▶ **What you should do**: A complete and exact copy of the data below is the task.

###

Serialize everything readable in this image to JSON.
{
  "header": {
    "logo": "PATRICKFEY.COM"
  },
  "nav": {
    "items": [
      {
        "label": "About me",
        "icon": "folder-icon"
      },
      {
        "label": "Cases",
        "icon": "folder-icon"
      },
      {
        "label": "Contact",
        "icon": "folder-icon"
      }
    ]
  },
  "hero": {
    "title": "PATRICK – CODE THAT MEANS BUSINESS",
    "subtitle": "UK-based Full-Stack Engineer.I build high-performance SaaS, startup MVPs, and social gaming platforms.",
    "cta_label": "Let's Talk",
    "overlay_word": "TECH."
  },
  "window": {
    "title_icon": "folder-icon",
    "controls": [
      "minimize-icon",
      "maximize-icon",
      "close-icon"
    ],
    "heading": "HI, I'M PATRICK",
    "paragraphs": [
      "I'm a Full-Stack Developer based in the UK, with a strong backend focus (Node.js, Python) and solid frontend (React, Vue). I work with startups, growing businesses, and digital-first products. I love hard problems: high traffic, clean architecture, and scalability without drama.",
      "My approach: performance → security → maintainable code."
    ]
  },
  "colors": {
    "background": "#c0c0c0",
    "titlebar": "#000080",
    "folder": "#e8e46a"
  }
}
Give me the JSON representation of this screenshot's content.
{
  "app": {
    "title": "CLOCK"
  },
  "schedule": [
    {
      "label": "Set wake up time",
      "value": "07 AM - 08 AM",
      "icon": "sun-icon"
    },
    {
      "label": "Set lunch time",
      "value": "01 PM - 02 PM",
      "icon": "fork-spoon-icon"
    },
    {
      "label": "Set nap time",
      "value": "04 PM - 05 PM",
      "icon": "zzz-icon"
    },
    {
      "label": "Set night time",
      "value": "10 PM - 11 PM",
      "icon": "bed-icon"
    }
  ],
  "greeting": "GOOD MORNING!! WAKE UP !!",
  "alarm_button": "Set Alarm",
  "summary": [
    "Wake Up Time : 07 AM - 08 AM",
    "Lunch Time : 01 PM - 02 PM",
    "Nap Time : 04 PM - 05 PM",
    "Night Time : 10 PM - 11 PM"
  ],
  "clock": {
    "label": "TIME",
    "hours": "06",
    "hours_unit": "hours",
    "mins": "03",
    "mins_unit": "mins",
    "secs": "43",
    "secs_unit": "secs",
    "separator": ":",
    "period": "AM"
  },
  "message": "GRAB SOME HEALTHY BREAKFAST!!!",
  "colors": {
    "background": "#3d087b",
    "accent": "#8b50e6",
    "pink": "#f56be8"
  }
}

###

▶ **Task output**:
Serialize everything readable in this image to JSON.
{
  "header": {
    "logo": "PATRICKFEY.COM"
  },
  "nav": {
    "items": [
      {
        "label": "About me",
        "icon": "folder-icon"
      },
      {
        "label": "Cases",
        "icon": "folder-icon"
      },
      {
        "label": "Contact",
        "icon": "folder-icon"
      }
    ]
  },
  "hero": {
    "title": "PATRICK – CODE THAT MEANS BUSINESS",
    "subtitle": "UK-based Full-Stack Engineer.I build high-performance SaaS, startup MVPs, and social gaming platforms.",
    "cta_label": "Let's Talk",
    "overlay_word": "TECH."
  },
  "window": {
    "title_icon": "folder-icon",
    "controls": [
      "minimize-icon",
      "maximize-icon",
      "close-icon"
    ],
    "heading": "HI, I'M PATRICK",
    "paragraphs": [
      "I'm a Full-Stack Developer based in the UK, with a strong backend focus (Node.js, Python) and solid frontend (React, Vue). I work with startups, growing businesses, and digital-first products. I love hard problems: high traffic, clean architecture, and scalability without drama.",
      "My approach: performance → security → maintainable code."
    ]
  },
  "colors": {
    "background": "#c0c0c0",
    "titlebar": "#000080",
    "folder": "#e8e46a"
  }
}
Give me the JSON representation of this screenshot's content.
{
  "app": {
    "title": "CLOCK"
  },
  "schedule": [
    {
      "label": "Set wake up time",
      "value": "07 AM - 08 AM",
      "icon": "sun-icon"
    },
    {
      "label": "Set lunch time",
      "value": "01 PM - 02 PM",
      "icon": "fork-spoon-icon"
    },
    {
      "label": "Set nap time",
      "value": "04 PM - 05 PM",
      "icon": "zzz-icon"
    },
    {
      "label": "Set night time",
      "value": "10 PM - 11 PM",
      "icon": "bed-icon"
    }
  ],
  "greeting": "GOOD MORNING!! WAKE UP !!",
  "alarm_button": "Set Alarm",
  "summary": [
    "Wake Up Time : 07 AM - 08 AM",
    "Lunch Time : 01 PM - 02 PM",
    "Nap Time : 04 PM - 05 PM",
    "Night Time : 10 PM - 11 PM"
  ],
  "clock": {
    "label": "TIME",
    "hours": "06",
    "hours_unit": "hours",
    "mins": "03",
    "mins_unit": "mins",
    "secs": "43",
    "secs_unit": "secs",
    "separator": ":",
    "period": "AM"
  },
  "message": "GRAB SOME HEALTHY BREAKFAST!!!",
  "colors": {
    "background": "#3d087b",
    "accent": "#8b50e6",
    "pink": "#f56be8"
  }
}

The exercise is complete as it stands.